– Release date: 09 July 2003
Last year some members of the Irish parliament had an opportunity to observe at first hand the work which the United Nations Population Fund is doing in developing countries. Here are some of their comments and observations:
On safe motherhood…
“I have visited Ethiopia twice over the past 10 months. On my last visit in January I visited a small village 150km from Addis Ababa. It struck me that at some stage the promotion of the half-door, such as were on Irish cottages, might be considered because it would help keep animals out of the house.
“I went into one house where the first thing I did was to stand on a heap of donkey dung. After some time in the house I realised there was a young woman on the floor. She had, I was told, given birth a few days before. She had the newborn at her breast and also a lovely 11 month old who seemed astonished to see someone with whom he would have to fight for his supper.
“The health prospects for this woman and her children concerns me. It is heartening to know that the Irish Government is committed to continued strong support for the work of UNFPA.”
Senator Mary Henry
On women’s empowerment…
“Giving women the opportunity to plan and space their children is critical to their empowerment in developing countries. In Ethiopia 77% of women have no education. Because of poor healthcare, they suffer one of the highest maternal mortality rates in the world. Out of every 100,000 live births, 871 mothers die. The high fertility rate also plays havoc with the health of Ethiopian women.
“The impoverished women of Ethiopia need education and opportunities. By giving them a choice to use contraception and access reproductive healthcare, UNFPA is making a difference.”
Deputy Jan O’Sullivan
On obstetric fistula…
“Obstetric fistula is a condition caused by obstructed labour. The obstruction results in the rupturing of the internal passages of the bladder and bowel. The reason why fistulas are so prevalent in developing countries is because often the women and girls are so young when giving birth that their pelvis is underdeveloped.
“This means that they cannot have a normal birth and need a c-section. But because of the shortcomings of the health services in these countries this procedure, which we take for granted here, is not widely available.
“Some women with fistula never get treated. This results in untimely death. Without treatment, women curl up with pain and have no bowel and bladder control. Most are treated as outcasts.
“For those who can access treatment, most are returned to good health. Some can even have children again.
“UNFPA is working to train medical personnel right across the developing world to treat obstetric fistulas. This work is relatively inexpensive, yet so important in saving lives.”
On access to sex education and family planning…
“In a country with a population of 69 million, only 150 doctors graduate in Ethiopia each year.
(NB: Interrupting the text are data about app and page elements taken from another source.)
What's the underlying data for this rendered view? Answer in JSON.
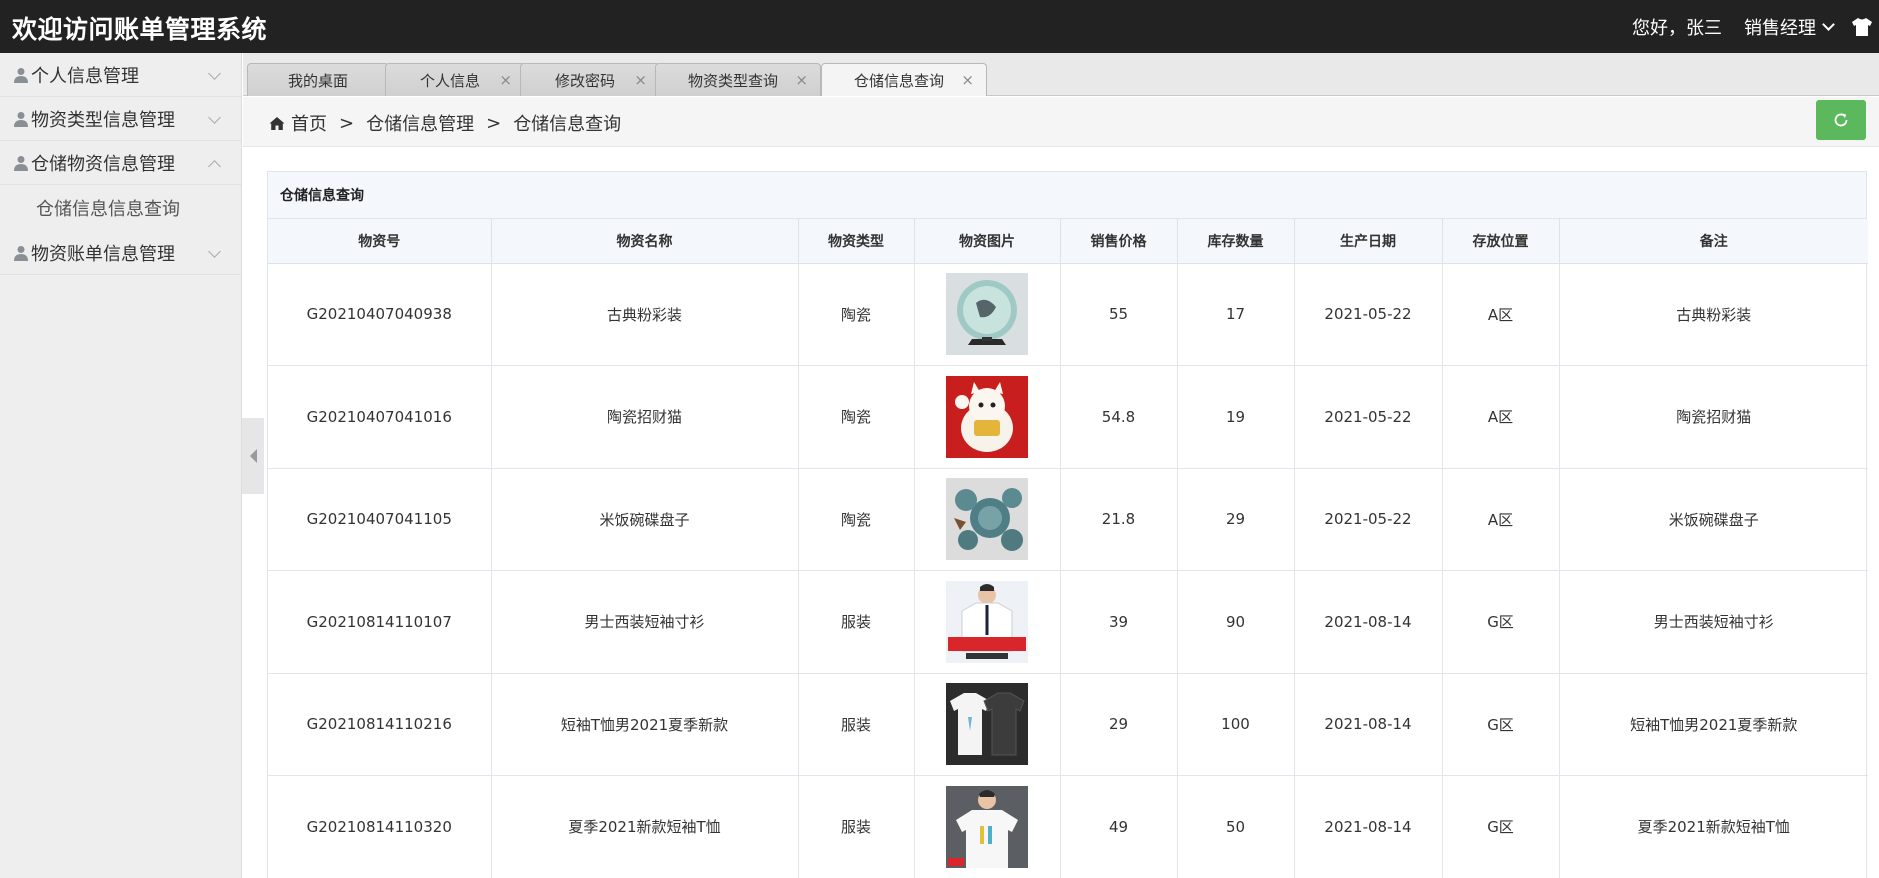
{
  "header": {
    "title": "欢迎访问账单管理系统",
    "greeting": "您好，张三",
    "role": "销售经理",
    "shirt_icon": "shirt-icon"
  },
  "sidebar": {
    "items": [
      {
        "label": "个人信息管理",
        "expanded": false
      },
      {
        "label": "物资类型信息管理",
        "expanded": false
      },
      {
        "label": "仓储物资信息管理",
        "expanded": true,
        "children": [
          "仓储信息信息查询"
        ]
      },
      {
        "label": "物资账单信息管理",
        "expanded": false
      }
    ]
  },
  "tabs": [
    {
      "label": "我的桌面",
      "closable": false
    },
    {
      "label": "个人信息",
      "closable": true
    },
    {
      "label": "修改密码",
      "closable": true
    },
    {
      "label": "物资类型查询",
      "closable": true
    },
    {
      "label": "仓储信息查询",
      "closable": true,
      "active": true
    }
  ],
  "tab_close_glyph": "×",
  "breadcrumb": {
    "home": "首页",
    "separator": ">",
    "level1": "仓储信息管理",
    "level2": "仓储信息查询"
  },
  "panel": {
    "title": "仓储信息查询",
    "columns": [
      "物资号",
      "物资名称",
      "物资类型",
      "物资图片",
      "销售价格",
      "库存数量",
      "生产日期",
      "存放位置",
      "备注"
    ],
    "rows": [
      {
        "id": "G20210407040938",
        "name": "古典粉彩装",
        "type": "陶瓷",
        "image": "ceramic-plate-image",
        "price": "55",
        "stock": "17",
        "date": "2021-05-22",
        "location": "A区",
        "note": "古典粉彩装"
      },
      {
        "id": "G20210407041016",
        "name": "陶瓷招财猫",
        "type": "陶瓷",
        "image": "lucky-cat-image",
        "price": "54.8",
        "stock": "19",
        "date": "2021-05-22",
        "location": "A区",
        "note": "陶瓷招财猫"
      },
      {
        "id": "G20210407041105",
        "name": "米饭碗碟盘子",
        "type": "陶瓷",
        "image": "bowl-set-image",
        "price": "21.8",
        "stock": "29",
        "date": "2021-05-22",
        "location": "A区",
        "note": "米饭碗碟盘子"
      },
      {
        "id": "G20210814110107",
        "name": "男士西装短袖寸衫",
        "type": "服装",
        "image": "dress-shirt-image",
        "price": "39",
        "stock": "90",
        "date": "2021-08-14",
        "location": "G区",
        "note": "男士西装短袖寸衫"
      },
      {
        "id": "G20210814110216",
        "name": "短袖T恤男2021夏季新款",
        "type": "服装",
        "image": "tshirt-pair-image",
        "price": "29",
        "stock": "100",
        "date": "2021-08-14",
        "location": "G区",
        "note": "短袖T恤男2021夏季新款"
      },
      {
        "id": "G20210814110320",
        "name": "夏季2021新款短袖T恤",
        "type": "服装",
        "image": "tshirt-model-image",
        "price": "49",
        "stock": "50",
        "date": "2021-08-14",
        "location": "G区",
        "note": "夏季2021新款短袖T恤"
      }
    ]
  },
  "colors": {
    "header_bg": "#222222",
    "sidebar_bg": "#eeeeee",
    "refresh_button": "#5cb85c",
    "table_header_bg": "#f4f8fc"
  }
}
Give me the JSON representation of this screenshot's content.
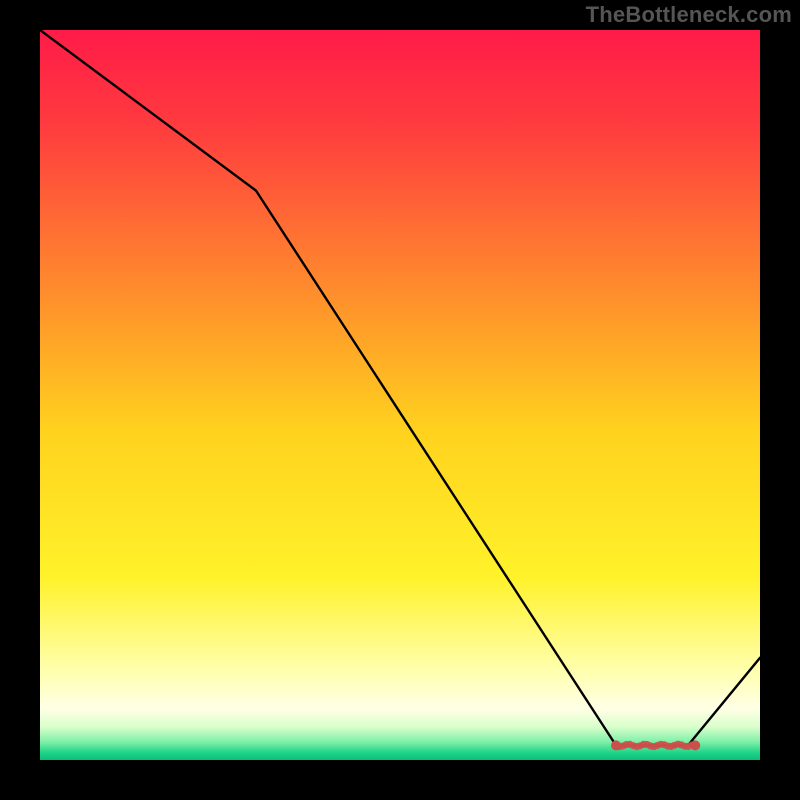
{
  "watermark": "TheBottleneck.com",
  "chart_data": {
    "type": "line",
    "title": "",
    "xlabel": "",
    "ylabel": "",
    "xlim": [
      0,
      100
    ],
    "ylim": [
      0,
      100
    ],
    "grid": false,
    "legend": null,
    "series": [
      {
        "name": "curve",
        "x": [
          0,
          30,
          80,
          90,
          100
        ],
        "y": [
          100,
          78,
          2,
          2,
          14
        ]
      }
    ],
    "markers": {
      "name": "highlight-band",
      "x_center": 85,
      "x_range": [
        80,
        91
      ],
      "y": 2,
      "color": "#cd4f4b"
    },
    "background_gradient": {
      "stops": [
        {
          "pos": 0.0,
          "color": "#ff1b48"
        },
        {
          "pos": 0.13,
          "color": "#ff3b3f"
        },
        {
          "pos": 0.35,
          "color": "#ff8a2d"
        },
        {
          "pos": 0.55,
          "color": "#ffd21e"
        },
        {
          "pos": 0.75,
          "color": "#fff22a"
        },
        {
          "pos": 0.88,
          "color": "#ffffb0"
        },
        {
          "pos": 0.93,
          "color": "#ffffe6"
        },
        {
          "pos": 0.955,
          "color": "#d8ffca"
        },
        {
          "pos": 0.975,
          "color": "#7ff0a8"
        },
        {
          "pos": 0.99,
          "color": "#1fd488"
        },
        {
          "pos": 1.0,
          "color": "#0abf78"
        }
      ]
    }
  }
}
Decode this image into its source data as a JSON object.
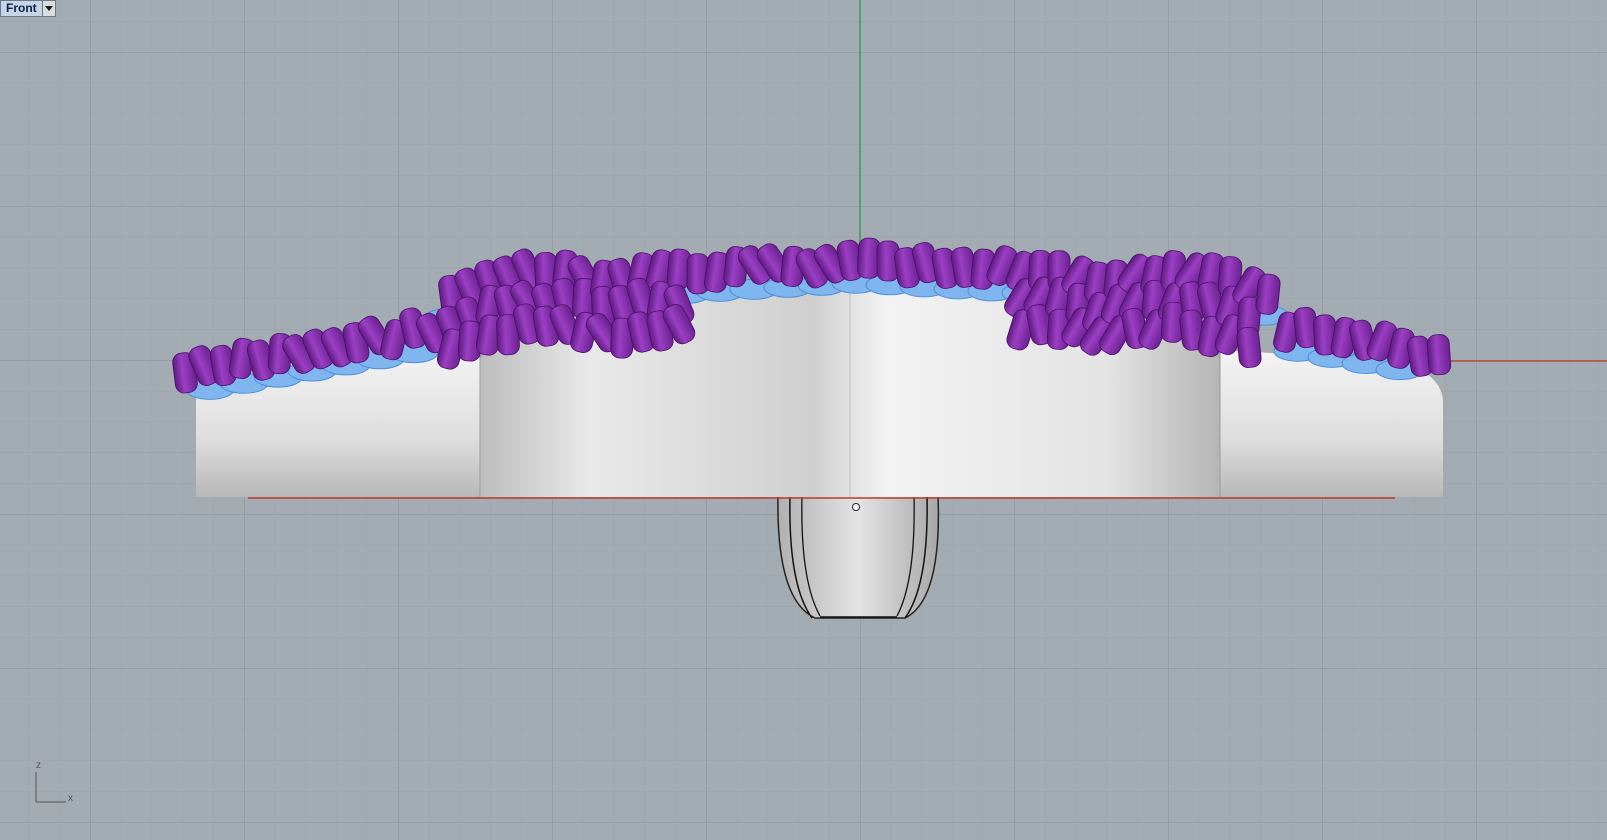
{
  "viewport": {
    "title": "Front",
    "menu_icon": "chevron-down-icon",
    "axis_labels": {
      "vertical": "z",
      "horizontal": "x"
    }
  },
  "colors": {
    "background": "#a3abb3",
    "grid_minor": "#9aa2ab",
    "grid_major": "#8e969f",
    "x_axis": "#c0392b",
    "z_axis": "#2e9e45",
    "metal": "#e8e8e8",
    "prong": "#8a2fb0",
    "gem": "#7fb6f0"
  }
}
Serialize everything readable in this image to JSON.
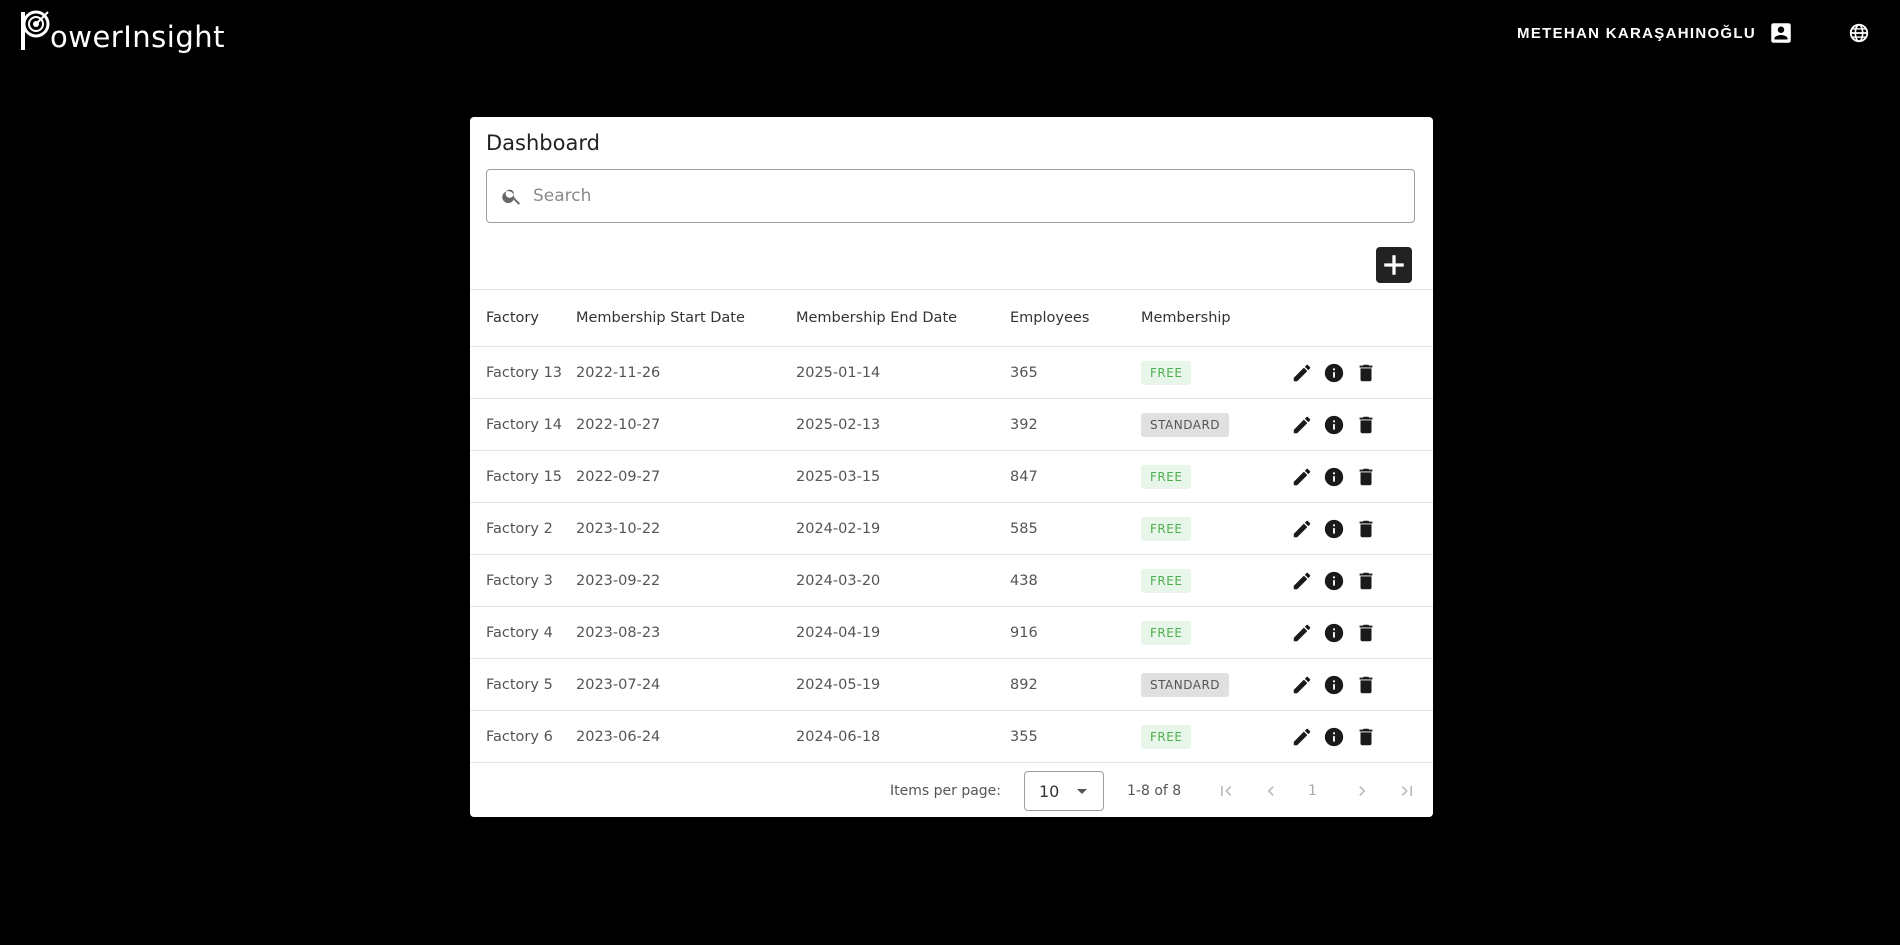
{
  "header": {
    "logo_text": "owerInsight",
    "logo_mark": "P",
    "user_name": "METEHAN KARAŞAHINOĞLU",
    "user_icon": "account-box-icon",
    "language_icon": "globe-icon"
  },
  "dashboard": {
    "title": "Dashboard",
    "search_placeholder": "Search",
    "add_icon": "plus-icon"
  },
  "table": {
    "columns": [
      "Factory",
      "Membership Start Date",
      "Membership End Date",
      "Employees",
      "Membership",
      ""
    ],
    "rows": [
      {
        "factory": "Factory 13",
        "start": "2022-11-26",
        "end": "2025-01-14",
        "employees": "365",
        "membership": "FREE"
      },
      {
        "factory": "Factory 14",
        "start": "2022-10-27",
        "end": "2025-02-13",
        "employees": "392",
        "membership": "STANDARD"
      },
      {
        "factory": "Factory 15",
        "start": "2022-09-27",
        "end": "2025-03-15",
        "employees": "847",
        "membership": "FREE"
      },
      {
        "factory": "Factory 2",
        "start": "2023-10-22",
        "end": "2024-02-19",
        "employees": "585",
        "membership": "FREE"
      },
      {
        "factory": "Factory 3",
        "start": "2023-09-22",
        "end": "2024-03-20",
        "employees": "438",
        "membership": "FREE"
      },
      {
        "factory": "Factory 4",
        "start": "2023-08-23",
        "end": "2024-04-19",
        "employees": "916",
        "membership": "FREE"
      },
      {
        "factory": "Factory 5",
        "start": "2023-07-24",
        "end": "2024-05-19",
        "employees": "892",
        "membership": "STANDARD"
      },
      {
        "factory": "Factory 6",
        "start": "2023-06-24",
        "end": "2024-06-18",
        "employees": "355",
        "membership": "FREE"
      }
    ],
    "row_actions": [
      "edit-icon",
      "info-icon",
      "delete-icon"
    ]
  },
  "paginator": {
    "items_per_page_label": "Items per page:",
    "items_per_page_value": "10",
    "range_label": "1-8 of 8",
    "current_page": "1"
  },
  "colors": {
    "background": "#000000",
    "card": "#ffffff",
    "free_badge_text": "#4caf50",
    "free_badge_bg": "#e8f6e9",
    "standard_badge_bg": "#e0e0e0"
  }
}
Most of these emigrate.
“Meanwhile, 166 in every 1,000 children die by the age of five years. Only 11% of births are assisted in the home or in a healthcare facility.
“The rate of HIV/AIDS infection is estimated to be 7.2%
“In the Northern region of Tegray, I observed how, through UNFPA assistance, the local Orthodox priest was working to communicate information about family planning and sexual health to his community. The benefits of his work were evident when we met with teenage parents who had two children and were not planning a third for five years. They felt that having the ability to space and plan their family could ensure better nutrition and educational opportunities for their children.
“It is critical that the Irish Government continues to support the work of UNFPA in funding sex education, family planning programmes and reproductive healthcare facilities.”